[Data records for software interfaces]
-=-=-=-=-

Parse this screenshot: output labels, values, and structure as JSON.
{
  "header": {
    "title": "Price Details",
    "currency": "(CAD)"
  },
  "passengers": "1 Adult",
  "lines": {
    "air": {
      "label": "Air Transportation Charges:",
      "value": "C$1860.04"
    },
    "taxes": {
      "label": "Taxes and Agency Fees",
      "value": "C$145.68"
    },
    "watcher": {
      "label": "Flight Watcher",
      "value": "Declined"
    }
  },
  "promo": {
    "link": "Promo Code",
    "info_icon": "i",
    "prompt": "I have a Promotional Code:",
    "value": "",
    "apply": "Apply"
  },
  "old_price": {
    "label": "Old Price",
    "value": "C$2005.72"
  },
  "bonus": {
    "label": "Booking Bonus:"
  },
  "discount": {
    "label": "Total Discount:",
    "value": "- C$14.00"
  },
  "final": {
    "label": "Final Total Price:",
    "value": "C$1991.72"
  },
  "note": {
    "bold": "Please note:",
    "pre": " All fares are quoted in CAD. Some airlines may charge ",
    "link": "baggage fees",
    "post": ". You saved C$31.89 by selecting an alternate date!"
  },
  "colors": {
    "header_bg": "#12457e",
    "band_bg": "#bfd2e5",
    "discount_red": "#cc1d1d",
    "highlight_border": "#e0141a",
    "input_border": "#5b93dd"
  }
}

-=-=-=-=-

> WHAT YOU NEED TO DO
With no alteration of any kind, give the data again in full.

> RESPONSE TO THIS TASK
Parse this screenshot: output labels, values, and structure as JSON.
{
  "header": {
    "title": "Price Details",
    "currency": "(CAD)"
  },
  "passengers": "1 Adult",
  "lines": {
    "air": {
      "label": "Air Transportation Charges:",
      "value": "C$1860.04"
    },
    "taxes": {
      "label": "Taxes and Agency Fees",
      "value": "C$145.68"
    },
    "watcher": {
      "label": "Flight Watcher",
      "value": "Declined"
    }
  },
  "promo": {
    "link": "Promo Code",
    "info_icon": "i",
    "prompt": "I have a Promotional Code:",
    "value": "",
    "apply": "Apply"
  },
  "old_price": {
    "label": "Old Price",
    "value": "C$2005.72"
  },
  "bonus": {
    "label": "Booking Bonus:"
  },
  "discount": {
    "label": "Total Discount:",
    "value": "- C$14.00"
  },
  "final": {
    "label": "Final Total Price:",
    "value": "C$1991.72"
  },
  "note": {
    "bold": "Please note:",
    "pre": " All fares are quoted in CAD. Some airlines may charge ",
    "link": "baggage fees",
    "post": ". You saved C$31.89 by selecting an alternate date!"
  },
  "colors": {
    "header_bg": "#12457e",
    "band_bg": "#bfd2e5",
    "discount_red": "#cc1d1d",
    "highlight_border": "#e0141a",
    "input_border": "#5b93dd"
  }
}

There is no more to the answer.